“Bob, you’ll be going to an assisted living residence in two weeks. Please select the one you like best.” Assisted what? I asked myself.
This was the directive from the rehab location where I stayed for over two months after my fall. I received excellent treatment there, and I am most appreciative of it. But now I’m going on to where?
At the time, I was wheelchair-bound, so my son and his wife explored a number of assisted living communities in Chicago’s southwest suburbs and selected one they considered best. I was immediately given a tour and was certain they had made the right choice. I dutifully moved into The Birches in Clarendon Hills and quickly discovered just what “assisted living” really means.
I have never regretted it! I should clarify that I wasn’t completely wheelchair-bound, because I was able to navigate perhaps 200-300 feet with a walker, thanks to the therapy I received at my previous facility. But that was it.

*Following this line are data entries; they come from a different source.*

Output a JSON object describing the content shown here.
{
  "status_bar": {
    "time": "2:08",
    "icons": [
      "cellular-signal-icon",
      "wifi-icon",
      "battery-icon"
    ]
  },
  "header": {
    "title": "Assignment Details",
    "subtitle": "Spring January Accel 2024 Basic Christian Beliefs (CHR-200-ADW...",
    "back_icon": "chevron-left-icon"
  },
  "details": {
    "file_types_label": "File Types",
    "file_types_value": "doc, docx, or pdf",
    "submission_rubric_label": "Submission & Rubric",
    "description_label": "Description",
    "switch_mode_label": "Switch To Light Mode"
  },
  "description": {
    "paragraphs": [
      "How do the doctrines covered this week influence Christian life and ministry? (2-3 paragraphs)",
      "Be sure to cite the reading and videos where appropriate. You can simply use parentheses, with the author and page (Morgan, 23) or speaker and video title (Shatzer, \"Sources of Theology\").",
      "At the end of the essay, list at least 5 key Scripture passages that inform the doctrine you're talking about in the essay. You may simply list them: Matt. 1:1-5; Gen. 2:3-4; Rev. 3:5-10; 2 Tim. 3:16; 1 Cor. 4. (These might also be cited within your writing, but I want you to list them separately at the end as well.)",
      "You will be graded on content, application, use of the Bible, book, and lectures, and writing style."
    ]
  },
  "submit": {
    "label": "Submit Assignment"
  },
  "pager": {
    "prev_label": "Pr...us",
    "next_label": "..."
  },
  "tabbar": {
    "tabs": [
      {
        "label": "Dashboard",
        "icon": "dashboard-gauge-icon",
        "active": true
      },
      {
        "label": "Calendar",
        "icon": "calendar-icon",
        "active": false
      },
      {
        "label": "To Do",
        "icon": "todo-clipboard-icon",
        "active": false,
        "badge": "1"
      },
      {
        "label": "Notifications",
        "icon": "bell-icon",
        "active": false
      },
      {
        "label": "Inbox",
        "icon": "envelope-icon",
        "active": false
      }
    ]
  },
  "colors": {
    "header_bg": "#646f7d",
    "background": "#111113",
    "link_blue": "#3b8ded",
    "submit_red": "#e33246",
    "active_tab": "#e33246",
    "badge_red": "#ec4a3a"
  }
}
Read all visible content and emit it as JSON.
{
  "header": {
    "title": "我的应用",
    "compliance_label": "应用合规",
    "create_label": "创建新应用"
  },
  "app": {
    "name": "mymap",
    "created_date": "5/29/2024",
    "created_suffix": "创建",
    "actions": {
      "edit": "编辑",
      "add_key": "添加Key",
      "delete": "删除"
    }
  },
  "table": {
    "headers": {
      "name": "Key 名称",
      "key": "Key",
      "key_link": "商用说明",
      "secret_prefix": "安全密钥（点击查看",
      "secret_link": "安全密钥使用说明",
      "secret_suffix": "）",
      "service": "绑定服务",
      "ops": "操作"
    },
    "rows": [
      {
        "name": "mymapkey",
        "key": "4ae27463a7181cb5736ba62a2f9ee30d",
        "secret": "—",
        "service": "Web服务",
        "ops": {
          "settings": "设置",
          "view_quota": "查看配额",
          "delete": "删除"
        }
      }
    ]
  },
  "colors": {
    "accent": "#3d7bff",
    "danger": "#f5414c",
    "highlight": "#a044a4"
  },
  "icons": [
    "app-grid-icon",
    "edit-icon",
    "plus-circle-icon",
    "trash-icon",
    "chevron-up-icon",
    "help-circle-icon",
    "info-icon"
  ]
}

As soon as I arrived at The Birches, I began a strict regimen of intensive physical and occupational therapy and exercise on the walker, progressing a bit each day. Why the progress? Because group exercise and fitness sessions are also held throughout the week. In addition, I, along with other residents, work with a personal trainer twice a week. This, I can assure you, is “assisted living.”
When I tell people where I am, some may remark, and I’m sure it has happened to you, “Oh, that’s kinda like a nursing home, isn’t it?” To which I may reply, perhaps in words not too gentlemanly, “No, assisted living is not like a nursing home!”
Now, please believe me, I have the greatest respect and admiration for those dedicated professional men and women operating nursing homes where they attend to those individuals most in need of intensive care. Assisted living, however, is not in that category.
Many residents here at The Birches do need some assistance in mobility, personal care, perhaps in decision making and other matters. But, understand, assistance is not dependence.
If residents are able, they are free to walk about, climb stairs and even go shopping. Once or twice a month, we’ll have outings to local restaurants for lunch and to attractions such as the Brookfield Zoo, the Morton Arboretum and other destinations. We’re even provided transportation to church service on Sundays. Thus, not only do we gain confidence in our ability to do things, we also build self-respect and, of equal importance, the respect of others.
An ongoing theme here is to “keep moving.” Don’t just sit around watching TV or fretting over times past. Feeling sorry for ourselves is self-destructive. By all means, do not forget about loved ones who are no longer with us; their memories will warm us always. But the best way to honor them is to get involved in activities and “keep movin’.”
Here at The Birches we have no problem doing just that. The professional staff has developed an array of programs to keep us mentally and physically active, interested in self-improvement and, indeed, “movin’.” Sing-a-longs, Bingo, visits from Girl and Boy Scouts, Scrabble, various musical performers and impersonators (we met “Cleopatra”) and dancing — that’s right, dancing.
Our charming guest dance leader encourages and helps residents stand, leave their walkers behind and swing along with Sammy Kaye or get in the mood with Glenn Miller, do a graceful Strauss waltz or stomp along to a polka. It’s all fun and terrific exercise. I saw residents who shuffled in on a walker get up and look like they were teenagers again (well, almost).
Did I mention food? We have three meals a day and, as an expert on dining, I can assure you that all the meals are delicious. Not only is the everyday fare a gastronomical delight, we have also enjoyed cuisine which was superbly ethnic in flavor. We’ve had meals featuring Italian, Japanese, German, Mexican and even Egyptian delicacies (yes, Egyptian! King Farouk would have loved it). All titillated our taste buds.
The Birches’ memory care neighborhood assists men and women who live with mild to severe forms of dementia. Nurses are available and CNA’s are staffed around the clock to make them comfortable and involved in their surroundings to the extent they are capable. “Our goal in Encore,” says its director Katie Schaff Fagan, “is to enable them to do as much for themselves for as long as they can. When this is no longer possible, our team will offer them a life of comfort, caring support and dignity.”
Neighbors living in Encore attend many events here, especially those involving music, and “comfort dogs” visit Encore to give them further pleasure. They are not isolated and they are treated with friendly smiles by all residents. Indeed, they are a cherished part of The Birches.
This is assisted living. I could go on and on about the services offered here, and I would not be exaggerating in the least. I’m glad to be aboard, and I’m certain all those who have the privilege of living here would agree. Can the residents look at themselves and believe they are more physically mobile and mentally prepared to meet life’s challenges? I need only look in the mirror.